Everyone procrastinates. It doesn’t matter if you’re the most disciplined, productive person around. We all have something we keep putting off. It could be cleaning up your desktop. Or updating your CV. (Or cleaning up your desktop so you can actually find your CV.)
A more destructive, self-sustaining form of procrastination happens when we refuse to admit we’re procrastinating.
Think about it. We’d readily admit how we spent all weekend on Netflix when we should be hitting the gym. Yet we’re far less forthcoming in announcing how we’re putting our plans to start a small business on hold because the proverbial “Someday” isn’t quite here yet.
Procrastination just seems more acceptable when we aren’t judged for having it. This is why few people openly declare their goals. Some people avoid setting goals completely. They don’t know what they are missing.
In a well-documented Harvard study, researchers found that only 13% of the graduates from its 1979 MBA Program had goals. Another three percent of them had their goals clearly written down, with plans to accomplish them.
10 years later, the 13% who had goals were earning twice as much as those who had no goals. The three percent who wrote down their goals and plans? They were earning 10 times as much the other 97%.
Having goals in life is crucial for personal and professional success. Here are the unspoken reasons why you may be reluctant to set goals, and what you can do about it:
For many people, the fear of failing is greater than the potential reward of succeeding.
Fear of disappointment, fear of judgment from others and fear of self-judgment can be overwhelming. To avoid any possibility of failure, they would rather not have a goal, even if that means they have to give up on their dreams.
Try this: To take the fear out of failure, start by changing the way you see failure. Failure is sometimes the way to success. It’s a delay, not defeat. It’s a teacher, not the grim reaper. Many of the world’s success stories started out as failures. The people behind them succeeded despite failure, even because of failure.
A good goal is one that is challenging but attainable. Often, we avoid setting a goal because it feels too daunting, and we’re not prepared to feel inadequate by taking it on.
We may not like to feel vulnerable in the face of challenges, but that vulnerability forces us to find strength from where we didn’t know existed — this is when we grow.

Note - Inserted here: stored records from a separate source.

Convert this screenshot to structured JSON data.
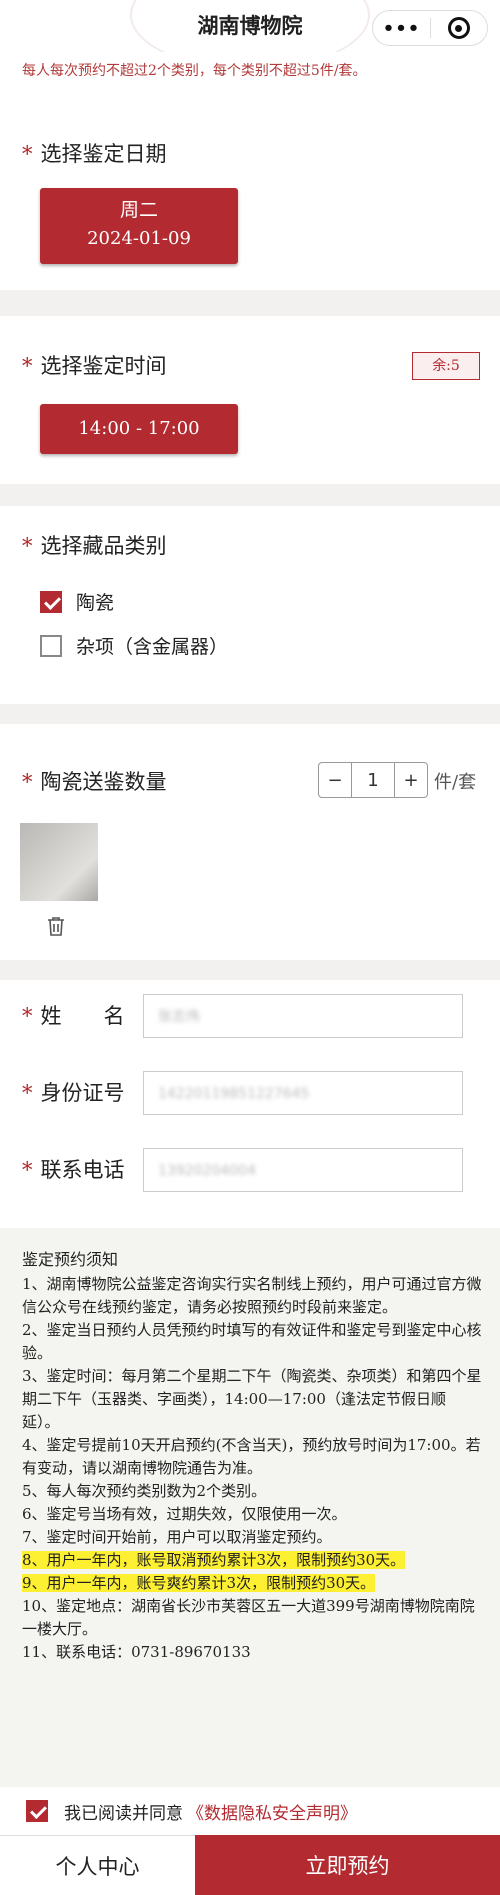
{
  "app": {
    "title": "湖南博物院",
    "menu_icon": "more-dots-icon",
    "close_icon": "target-circle-icon"
  },
  "notice": "每人每次预约不超过2个类别，每个类别不超过5件/套。",
  "date_section": {
    "title": "选择鉴定日期",
    "weekday": "周二",
    "date": "2024-01-09"
  },
  "time_section": {
    "title": "选择鉴定时间",
    "remaining": "余:5",
    "slot": "14:00 - 17:00"
  },
  "category_section": {
    "title": "选择藏品类别",
    "options": [
      {
        "label": "陶瓷",
        "checked": true
      },
      {
        "label": "杂项（含金属器）",
        "checked": false
      }
    ]
  },
  "quantity_section": {
    "title": "陶瓷送鉴数量",
    "minus": "−",
    "value": "1",
    "plus": "+",
    "unit": "件/套"
  },
  "form": {
    "name_label": "姓　　名",
    "name_value": "张志伟",
    "id_label": "身份证号",
    "id_value": "14220119851227645",
    "phone_label": "联系电话",
    "phone_value": "13920204004"
  },
  "rules": {
    "title": "鉴定预约须知",
    "items": [
      "1、湖南博物院公益鉴定咨询实行实名制线上预约，用户可通过官方微信公众号在线预约鉴定，请务必按照预约时段前来鉴定。",
      "2、鉴定当日预约人员凭预约时填写的有效证件和鉴定号到鉴定中心核验。",
      "3、鉴定时间：每月第二个星期二下午（陶瓷类、杂项类）和第四个星期二下午（玉器类、字画类），14:00—17:00（逢法定节假日顺延）。",
      "4、鉴定号提前10天开启预约(不含当天)，预约放号时间为17:00。若有变动，请以湖南博物院通告为准。",
      "5、每人每次预约类别数为2个类别。",
      "6、鉴定号当场有效，过期失效，仅限使用一次。",
      "7、鉴定时间开始前，用户可以取消鉴定预约。",
      "8、用户一年内，账号取消预约累计3次，限制预约30天。",
      "9、用户一年内，账号爽约累计3次，限制预约30天。",
      "10、鉴定地点：湖南省长沙市芙蓉区五一大道399号湖南博物院南院一楼大厅。",
      "11、联系电话：0731-89670133"
    ]
  },
  "agreement": {
    "prefix": "我已阅读并同意",
    "link": "《数据隐私安全声明》",
    "checked": true
  },
  "bottom_bar": {
    "personal_center": "个人中心",
    "book_now": "立即预约"
  },
  "colors": {
    "accent": "#b32a30",
    "highlight": "#fdf032"
  }
}
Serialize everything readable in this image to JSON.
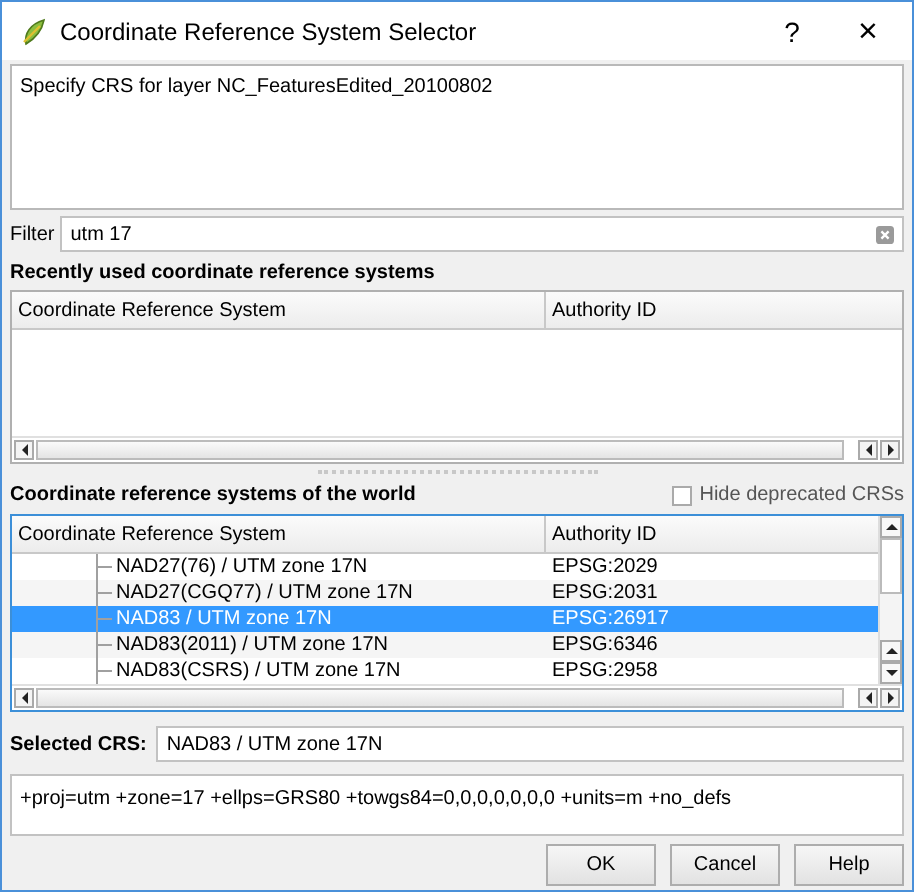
{
  "window": {
    "title": "Coordinate Reference System Selector",
    "help": "?",
    "close": "×"
  },
  "description": "Specify CRS for layer NC_FeaturesEdited_20100802",
  "filter": {
    "label": "Filter",
    "value": "utm 17"
  },
  "recent": {
    "title": "Recently used coordinate reference systems",
    "columns": [
      "Coordinate Reference System",
      "Authority ID"
    ]
  },
  "world": {
    "title": "Coordinate reference systems of the world",
    "hide_deprecated": {
      "label": "Hide deprecated CRSs",
      "checked": false
    },
    "columns": [
      "Coordinate Reference System",
      "Authority ID"
    ],
    "rows": [
      {
        "name": "NAD27(76) / UTM zone 17N",
        "authority": "EPSG:2029",
        "selected": false
      },
      {
        "name": "NAD27(CGQ77) / UTM zone 17N",
        "authority": "EPSG:2031",
        "selected": false
      },
      {
        "name": "NAD83 / UTM zone 17N",
        "authority": "EPSG:26917",
        "selected": true
      },
      {
        "name": "NAD83(2011) / UTM zone 17N",
        "authority": "EPSG:6346",
        "selected": false
      },
      {
        "name": "NAD83(CSRS) / UTM zone 17N",
        "authority": "EPSG:2958",
        "selected": false
      }
    ]
  },
  "selected_crs": {
    "label": "Selected CRS:",
    "value": "NAD83 / UTM zone 17N"
  },
  "proj_string": "+proj=utm +zone=17 +ellps=GRS80 +towgs84=0,0,0,0,0,0,0 +units=m +no_defs",
  "buttons": [
    "OK",
    "Cancel",
    "Help"
  ]
}
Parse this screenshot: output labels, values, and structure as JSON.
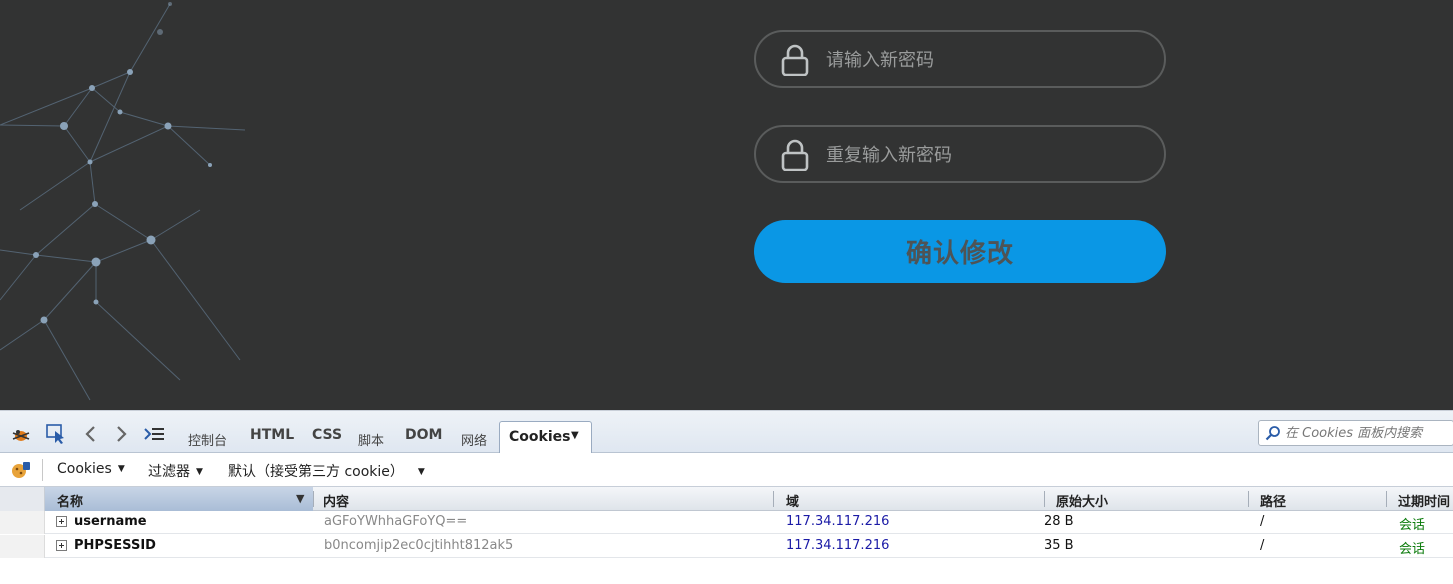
{
  "form": {
    "new_password_placeholder": "请输入新密码",
    "repeat_password_placeholder": "重复输入新密码",
    "confirm_label": "确认修改"
  },
  "devtools": {
    "tabs": [
      "控制台",
      "HTML",
      "CSS",
      "脚本",
      "DOM",
      "网络"
    ],
    "active_tab": "Cookies",
    "search_placeholder": "在 Cookies 面板内搜索",
    "toolbar": {
      "cookies_menu": "Cookies",
      "filter_menu": "过滤器",
      "policy_menu": "默认（接受第三方 cookie）"
    },
    "columns": [
      "名称",
      "内容",
      "域",
      "原始大小",
      "路径",
      "过期时间"
    ],
    "cookies": [
      {
        "name": "username",
        "value": "aGFoYWhhaGFoYQ==",
        "domain": "117.34.117.216",
        "size": "28 B",
        "path": "/",
        "expires": "会话"
      },
      {
        "name": "PHPSESSID",
        "value": "b0ncomjip2ec0cjtihht812ak5",
        "domain": "117.34.117.216",
        "size": "35 B",
        "path": "/",
        "expires": "会话"
      }
    ],
    "icons": [
      "firebug-icon",
      "inspect-icon",
      "back-icon",
      "forward-icon",
      "command-line-icon",
      "search-icon",
      "cookie-permissions-icon"
    ]
  },
  "colors": {
    "page_bg": "#323333",
    "button_bg": "#0a97e5",
    "domain_text": "#1a1aa6",
    "session_text": "#0a7a0a"
  }
}
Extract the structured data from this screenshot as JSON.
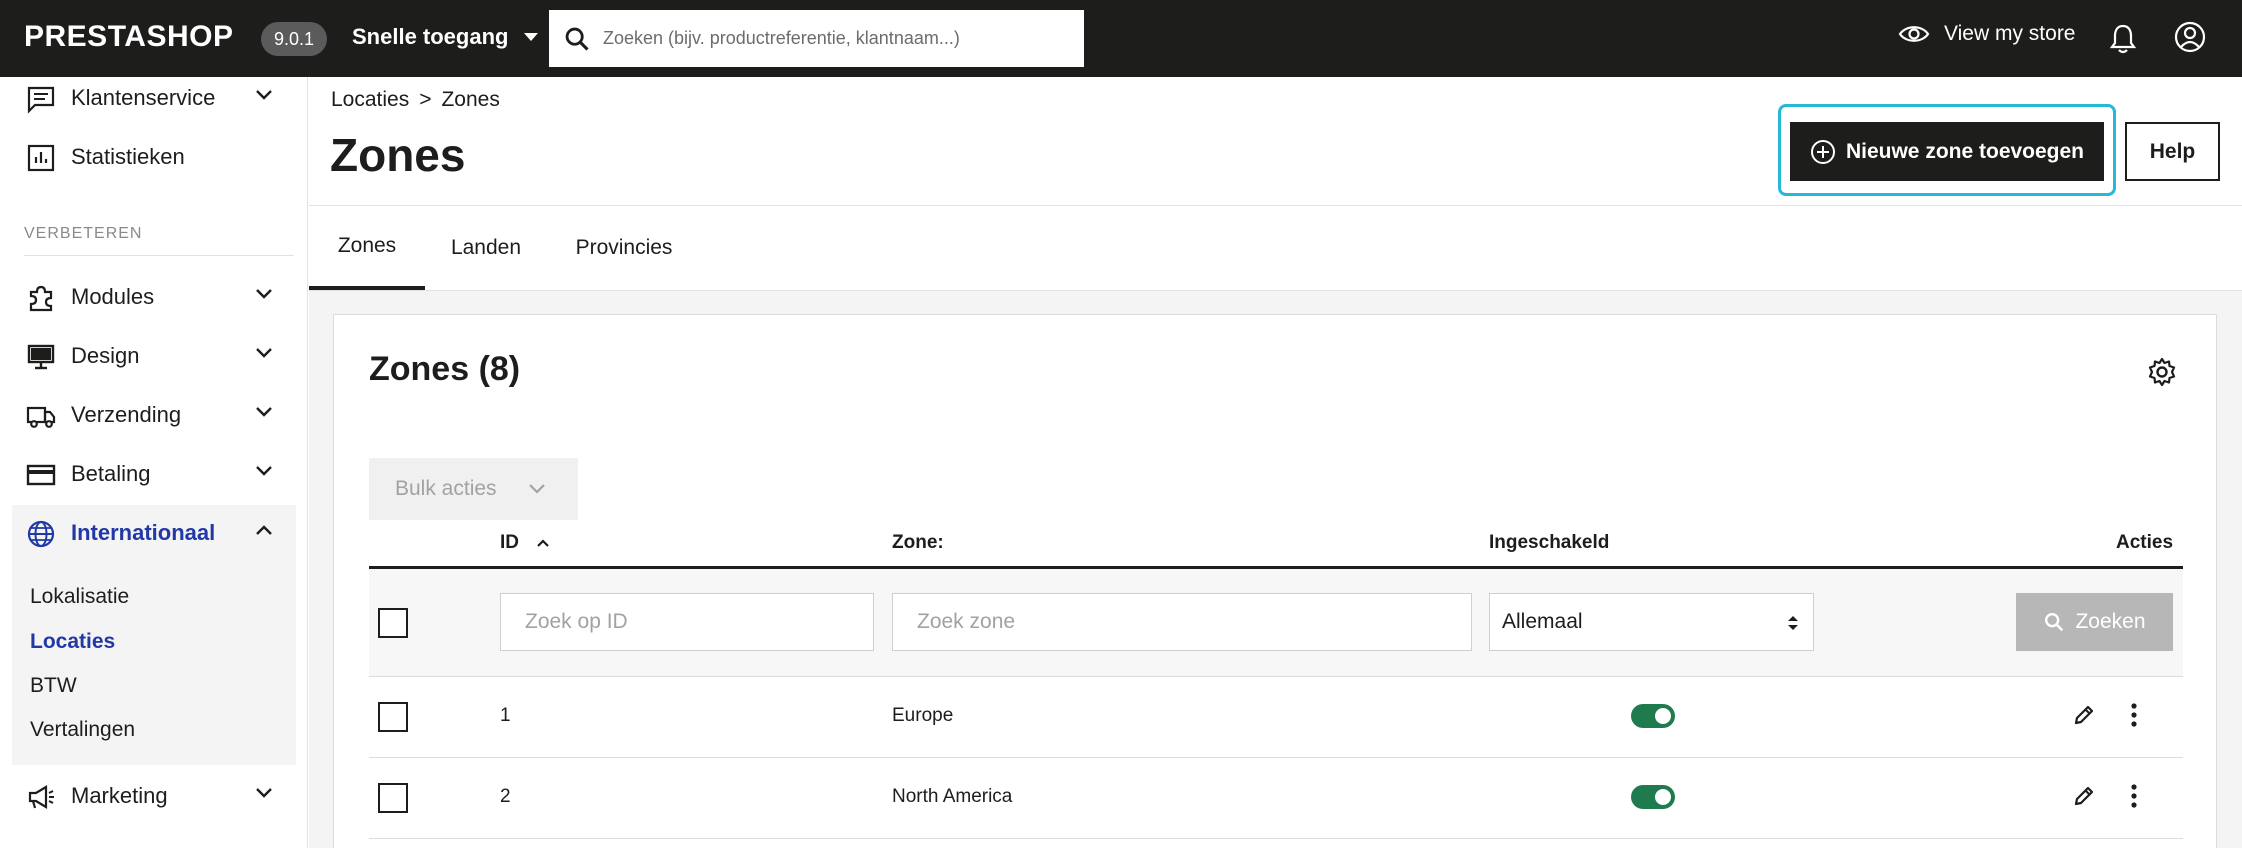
{
  "topbar": {
    "logo": "PRESTASHOP",
    "version": "9.0.1",
    "quick_access": "Snelle toegang",
    "search_placeholder": "Zoeken (bijv. productreferentie, klantnaam...)",
    "view_store": "View my store"
  },
  "sidebar": {
    "items_top": [
      {
        "label": "Klantenservice",
        "icon": "chat-icon"
      },
      {
        "label": "Statistieken",
        "icon": "chart-icon"
      }
    ],
    "section": "VERBETEREN",
    "items": [
      {
        "label": "Modules",
        "icon": "puzzle-icon"
      },
      {
        "label": "Design",
        "icon": "monitor-icon"
      },
      {
        "label": "Verzending",
        "icon": "truck-icon"
      },
      {
        "label": "Betaling",
        "icon": "card-icon"
      },
      {
        "label": "Internationaal",
        "icon": "globe-icon"
      }
    ],
    "sub_items": [
      "Lokalisatie",
      "Locaties",
      "BTW",
      "Vertalingen"
    ],
    "bottom": {
      "label": "Marketing",
      "icon": "megaphone-icon"
    }
  },
  "breadcrumb": {
    "parent": "Locaties",
    "separator": ">",
    "current": "Zones"
  },
  "page_title": "Zones",
  "buttons": {
    "add_zone": "Nieuwe zone toevoegen",
    "help": "Help"
  },
  "tabs": [
    "Zones",
    "Landen",
    "Provincies"
  ],
  "card": {
    "title": "Zones (8)",
    "bulk_actions": "Bulk acties",
    "columns": {
      "id": "ID",
      "zone": "Zone:",
      "enabled": "Ingeschakeld",
      "actions": "Acties"
    },
    "filters": {
      "id_placeholder": "Zoek op ID",
      "zone_placeholder": "Zoek zone",
      "enabled_value": "Allemaal",
      "search_label": "Zoeken"
    },
    "rows": [
      {
        "id": "1",
        "zone": "Europe",
        "enabled": true
      },
      {
        "id": "2",
        "zone": "North America",
        "enabled": true
      }
    ]
  },
  "colors": {
    "accent": "#2138a6",
    "highlight": "#25b9d7",
    "toggle_on": "#1f7b4d",
    "dark": "#1d1d1b"
  }
}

Try this: Don’t overestimate the challenge and don’t underestimate yourself. Break down your goal into smaller and more achievable goals. A marathon runner doesn’t run to the finishing line, he runs to the nearest lamppost ahead of him. Then to the next lamppost. And the next lamppost…
The fastest way to kill goal-setting is to convince yourself you’re fine with the status quo — even when you’re not.
This goes back to how we’re wired to resist change, leading us to prefer a familiar dissatisfaction to an unknown improvement.
Try this: Make a list of what you have. Then make a list of what you want in life. Be thankful for the things that you have, but be committed to the top three things you truly want. What do you have to do to get them? What challenges stand in your way? How can you overcome them? The comfort zone is both a safe and dangerous place to be in. Change, before change finds you.
It’s convenient to adopt an “it happens when it happens” attitude. The reality is, unless you do something to get what you want in life, nothing happens.
If you relinquish the power to set your life’s direction, life has a way of exerting its power on you. Things may indeed take care of themselves, but who’s going to take care of you?
Try this: Take control of your life. What do you most want to change about your life? What is the one small change that you can make today? Who do you want to be a year from now? Channel your energies and abilities in a meaningful direction for the outcome that you want.
The ghosts of past failures can haunt your house of dreams. The only way to exorcise them is to bravely set out on new goals and accomplish them.
When the memory of past disappointments holds you back, let the anticipation of future success drive you forward.
Try this: Painful as it may be, revisit your past experience. What did you learn? What changes in approach should you make? How can this get you closer to your desired outcome? Fortune favors the prepared mind. Remember that most successful people have resilience — and it’s not built on success, but how you respond after failing.
Pursuing goals is hard work. Sometimes it all comes down to effort.
Those who aren’t prepared to put in the work are rarely successful or happy. If you cannot find yourself motivated, maybe you haven’t found the right goals.
Try this: Decide if you want to be passive or successful, for they are mutually exclusive. On a Venn diagram, the two circles would be, like, a mile apart. Review your goals. Are they inspiring to you? What’s stopping you from working harder on them? What goals are worth your effort?
Whatever reason is holding you back from setting goals in life, denying it is only going to fuel more procrastination. When you face up to difficult truths and choose inconvenient but necessary paths, you’re halfway to success. Don’t wait for “someday” to get started on your goals. Do it today.
If you liked this, hit the “Follow” button for more. You might like my free worksheet “Adversity to Advantage” to help reframe challenges and refocus on your goals.
Originally published at medium.com.